Monday, July 23, 2012
Last winter I read "The Hunger Games" and was struck by how well it portrayed the current split in resource allocation in the world. Regardless of whether you like the book(s), it spoke to me as a member of the West. I was fat, and still have a few more pounds to lose, while millions upon millions of people are starving or underfed. Considering that I have labeled myself an extremely socially conscious person, I felt terribly hypocritical.
I understand that my eating less doesn't put food in people's mouths around the world. Mostly, it is symbolic. Resisting the pull of food in the West, for me, is refusal to take part in a system that works for a few while the majority suffer. It has the added benefit of being good for my health and providing an incentive I previously lacked. This added incentive has helped me get to a weight that I haven't seen since middle school.
I write this not to talk about my own successes at weight loss, but to start a discussion on a powerful motivational tool that might be overlooked by many. Acknowledging that what we eat and in what amounts have global implications helps place weight troubles into a conflict that is more than about calories and exercise.
There is an argument that the only person you should lose weight for is yourself. I always found myself eventually not giving a damn if I was fat.
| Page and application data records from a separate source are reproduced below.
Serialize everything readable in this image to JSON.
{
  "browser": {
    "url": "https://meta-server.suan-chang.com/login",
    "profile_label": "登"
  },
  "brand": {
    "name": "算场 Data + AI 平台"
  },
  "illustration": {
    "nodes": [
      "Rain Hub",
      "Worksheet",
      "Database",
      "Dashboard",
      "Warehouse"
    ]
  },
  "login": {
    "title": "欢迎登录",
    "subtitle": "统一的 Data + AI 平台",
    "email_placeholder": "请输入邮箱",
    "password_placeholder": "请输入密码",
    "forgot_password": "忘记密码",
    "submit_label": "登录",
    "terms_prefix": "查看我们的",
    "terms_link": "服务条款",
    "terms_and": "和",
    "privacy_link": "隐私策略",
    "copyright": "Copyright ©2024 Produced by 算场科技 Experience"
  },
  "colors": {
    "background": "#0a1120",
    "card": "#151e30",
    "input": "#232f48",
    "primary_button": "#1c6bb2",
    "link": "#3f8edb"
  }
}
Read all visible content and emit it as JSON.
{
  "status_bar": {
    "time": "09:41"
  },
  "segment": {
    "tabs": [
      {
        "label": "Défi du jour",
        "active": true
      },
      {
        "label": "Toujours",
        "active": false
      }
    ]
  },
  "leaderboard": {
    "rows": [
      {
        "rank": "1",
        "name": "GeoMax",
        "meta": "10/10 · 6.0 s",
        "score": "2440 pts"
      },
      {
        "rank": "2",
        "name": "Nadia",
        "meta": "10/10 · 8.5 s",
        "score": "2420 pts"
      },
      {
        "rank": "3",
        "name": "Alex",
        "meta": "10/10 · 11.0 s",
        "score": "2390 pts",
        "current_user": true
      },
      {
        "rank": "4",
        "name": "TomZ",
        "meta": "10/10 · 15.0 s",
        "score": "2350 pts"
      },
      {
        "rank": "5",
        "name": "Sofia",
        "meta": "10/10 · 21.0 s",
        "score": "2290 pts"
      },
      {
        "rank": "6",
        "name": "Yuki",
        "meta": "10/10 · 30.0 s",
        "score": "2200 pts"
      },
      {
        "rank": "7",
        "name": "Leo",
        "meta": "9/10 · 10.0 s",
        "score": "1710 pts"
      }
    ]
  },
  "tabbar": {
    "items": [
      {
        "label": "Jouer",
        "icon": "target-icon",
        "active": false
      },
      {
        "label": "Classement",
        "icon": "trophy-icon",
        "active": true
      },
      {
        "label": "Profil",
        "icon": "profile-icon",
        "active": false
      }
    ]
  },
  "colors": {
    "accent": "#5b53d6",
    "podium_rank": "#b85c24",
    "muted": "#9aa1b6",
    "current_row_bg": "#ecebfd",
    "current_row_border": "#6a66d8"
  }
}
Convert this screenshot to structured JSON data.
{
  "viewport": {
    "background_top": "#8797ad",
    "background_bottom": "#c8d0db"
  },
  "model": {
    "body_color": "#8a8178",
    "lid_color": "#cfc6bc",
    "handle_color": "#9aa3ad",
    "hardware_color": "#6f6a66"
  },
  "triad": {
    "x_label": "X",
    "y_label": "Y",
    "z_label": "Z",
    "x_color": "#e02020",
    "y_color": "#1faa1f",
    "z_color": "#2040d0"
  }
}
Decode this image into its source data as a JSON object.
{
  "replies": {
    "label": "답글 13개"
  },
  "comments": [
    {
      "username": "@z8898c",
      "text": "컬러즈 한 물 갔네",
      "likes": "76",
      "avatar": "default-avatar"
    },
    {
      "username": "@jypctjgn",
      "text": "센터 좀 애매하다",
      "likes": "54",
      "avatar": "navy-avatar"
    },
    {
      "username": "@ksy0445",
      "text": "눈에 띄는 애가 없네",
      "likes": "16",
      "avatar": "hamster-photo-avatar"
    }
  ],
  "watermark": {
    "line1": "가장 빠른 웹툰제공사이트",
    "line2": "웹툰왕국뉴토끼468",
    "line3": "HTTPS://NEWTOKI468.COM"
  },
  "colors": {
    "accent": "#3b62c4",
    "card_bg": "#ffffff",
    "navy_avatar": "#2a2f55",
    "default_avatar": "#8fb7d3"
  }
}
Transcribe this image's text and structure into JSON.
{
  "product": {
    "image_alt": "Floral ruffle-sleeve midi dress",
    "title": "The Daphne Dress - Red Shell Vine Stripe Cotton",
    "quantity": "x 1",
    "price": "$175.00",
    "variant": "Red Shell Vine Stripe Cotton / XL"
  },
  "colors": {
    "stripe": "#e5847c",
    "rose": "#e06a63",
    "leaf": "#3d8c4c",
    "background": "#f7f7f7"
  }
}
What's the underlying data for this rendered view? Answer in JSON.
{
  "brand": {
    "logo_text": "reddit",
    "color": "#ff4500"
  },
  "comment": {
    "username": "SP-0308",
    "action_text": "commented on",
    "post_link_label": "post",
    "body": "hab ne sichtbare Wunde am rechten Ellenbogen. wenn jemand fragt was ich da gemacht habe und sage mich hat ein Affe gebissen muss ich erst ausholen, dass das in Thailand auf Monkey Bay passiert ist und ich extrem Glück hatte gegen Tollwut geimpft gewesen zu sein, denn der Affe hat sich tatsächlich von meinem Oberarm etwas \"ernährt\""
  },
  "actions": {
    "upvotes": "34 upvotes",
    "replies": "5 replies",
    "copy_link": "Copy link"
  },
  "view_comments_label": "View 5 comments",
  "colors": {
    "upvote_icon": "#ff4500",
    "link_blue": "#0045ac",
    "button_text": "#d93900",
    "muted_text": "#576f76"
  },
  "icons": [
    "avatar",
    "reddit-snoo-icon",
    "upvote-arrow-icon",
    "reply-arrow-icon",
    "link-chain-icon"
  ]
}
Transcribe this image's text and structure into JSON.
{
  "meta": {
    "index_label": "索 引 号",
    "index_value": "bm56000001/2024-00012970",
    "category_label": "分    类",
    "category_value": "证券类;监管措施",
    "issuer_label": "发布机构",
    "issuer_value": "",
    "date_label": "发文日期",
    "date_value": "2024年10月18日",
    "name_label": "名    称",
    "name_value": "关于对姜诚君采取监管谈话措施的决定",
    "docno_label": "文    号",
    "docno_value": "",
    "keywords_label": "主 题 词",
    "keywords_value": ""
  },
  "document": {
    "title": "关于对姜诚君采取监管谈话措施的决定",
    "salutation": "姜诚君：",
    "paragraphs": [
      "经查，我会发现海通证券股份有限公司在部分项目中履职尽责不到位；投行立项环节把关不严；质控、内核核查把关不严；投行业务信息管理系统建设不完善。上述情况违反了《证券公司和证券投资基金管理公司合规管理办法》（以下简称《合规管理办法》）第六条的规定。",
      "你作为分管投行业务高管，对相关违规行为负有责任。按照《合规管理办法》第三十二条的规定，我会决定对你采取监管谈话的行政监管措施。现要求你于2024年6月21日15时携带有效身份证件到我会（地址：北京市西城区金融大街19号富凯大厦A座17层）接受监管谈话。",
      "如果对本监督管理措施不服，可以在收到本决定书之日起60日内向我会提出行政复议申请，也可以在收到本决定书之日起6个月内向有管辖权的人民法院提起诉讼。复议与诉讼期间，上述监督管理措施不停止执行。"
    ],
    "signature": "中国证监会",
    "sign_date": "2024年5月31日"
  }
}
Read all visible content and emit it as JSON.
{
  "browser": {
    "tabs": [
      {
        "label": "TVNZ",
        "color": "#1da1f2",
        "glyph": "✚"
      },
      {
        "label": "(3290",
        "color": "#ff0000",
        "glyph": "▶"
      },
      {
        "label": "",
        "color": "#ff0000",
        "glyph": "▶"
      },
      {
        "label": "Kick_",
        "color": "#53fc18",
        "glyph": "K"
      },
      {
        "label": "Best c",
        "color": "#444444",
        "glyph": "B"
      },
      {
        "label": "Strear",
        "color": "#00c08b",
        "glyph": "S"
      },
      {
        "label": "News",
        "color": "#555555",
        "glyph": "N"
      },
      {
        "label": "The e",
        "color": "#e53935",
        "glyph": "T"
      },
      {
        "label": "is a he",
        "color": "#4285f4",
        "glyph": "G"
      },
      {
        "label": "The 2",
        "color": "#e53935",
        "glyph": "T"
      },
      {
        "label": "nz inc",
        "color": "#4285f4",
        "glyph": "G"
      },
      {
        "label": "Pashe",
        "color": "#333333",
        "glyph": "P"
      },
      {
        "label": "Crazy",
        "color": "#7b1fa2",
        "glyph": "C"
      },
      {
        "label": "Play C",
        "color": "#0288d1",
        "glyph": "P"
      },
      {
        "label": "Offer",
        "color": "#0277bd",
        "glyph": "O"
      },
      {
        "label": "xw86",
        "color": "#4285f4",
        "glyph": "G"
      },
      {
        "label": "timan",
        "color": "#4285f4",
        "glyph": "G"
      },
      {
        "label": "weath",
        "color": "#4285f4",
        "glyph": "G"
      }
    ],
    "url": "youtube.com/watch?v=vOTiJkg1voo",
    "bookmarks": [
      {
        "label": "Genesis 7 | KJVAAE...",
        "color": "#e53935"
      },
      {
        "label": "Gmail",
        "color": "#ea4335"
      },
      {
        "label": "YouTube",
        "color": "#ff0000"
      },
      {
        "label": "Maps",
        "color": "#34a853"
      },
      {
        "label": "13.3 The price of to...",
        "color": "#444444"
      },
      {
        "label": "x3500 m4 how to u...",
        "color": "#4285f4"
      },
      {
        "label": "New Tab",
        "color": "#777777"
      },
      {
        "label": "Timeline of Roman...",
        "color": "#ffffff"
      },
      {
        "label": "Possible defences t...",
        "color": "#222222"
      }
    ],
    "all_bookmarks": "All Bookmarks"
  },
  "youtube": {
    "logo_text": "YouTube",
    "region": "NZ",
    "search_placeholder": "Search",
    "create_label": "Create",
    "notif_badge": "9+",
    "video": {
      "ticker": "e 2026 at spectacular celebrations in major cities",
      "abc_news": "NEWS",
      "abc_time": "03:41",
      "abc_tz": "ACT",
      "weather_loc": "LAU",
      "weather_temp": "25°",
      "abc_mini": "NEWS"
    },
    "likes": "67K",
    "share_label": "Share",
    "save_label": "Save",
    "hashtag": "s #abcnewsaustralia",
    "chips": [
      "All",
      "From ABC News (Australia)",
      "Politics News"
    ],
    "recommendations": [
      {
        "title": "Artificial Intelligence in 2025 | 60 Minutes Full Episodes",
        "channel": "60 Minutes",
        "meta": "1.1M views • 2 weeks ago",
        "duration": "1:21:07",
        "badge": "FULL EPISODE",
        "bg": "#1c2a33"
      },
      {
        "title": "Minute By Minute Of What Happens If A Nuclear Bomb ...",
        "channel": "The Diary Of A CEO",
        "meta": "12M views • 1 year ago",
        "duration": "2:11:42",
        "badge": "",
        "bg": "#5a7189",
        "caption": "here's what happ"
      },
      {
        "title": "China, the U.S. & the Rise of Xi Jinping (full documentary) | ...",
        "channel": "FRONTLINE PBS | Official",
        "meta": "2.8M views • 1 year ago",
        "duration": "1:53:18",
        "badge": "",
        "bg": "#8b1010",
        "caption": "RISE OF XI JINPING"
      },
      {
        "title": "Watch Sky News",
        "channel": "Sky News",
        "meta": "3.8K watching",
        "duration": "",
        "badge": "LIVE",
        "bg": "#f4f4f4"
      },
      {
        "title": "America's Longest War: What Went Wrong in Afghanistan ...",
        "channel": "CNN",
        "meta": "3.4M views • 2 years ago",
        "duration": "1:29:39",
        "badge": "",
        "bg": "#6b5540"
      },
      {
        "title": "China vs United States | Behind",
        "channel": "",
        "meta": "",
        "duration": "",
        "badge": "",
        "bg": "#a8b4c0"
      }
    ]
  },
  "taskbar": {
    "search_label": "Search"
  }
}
Taking the power away from me to blow off my diet so easily has made it stick longer than it ever had in the past.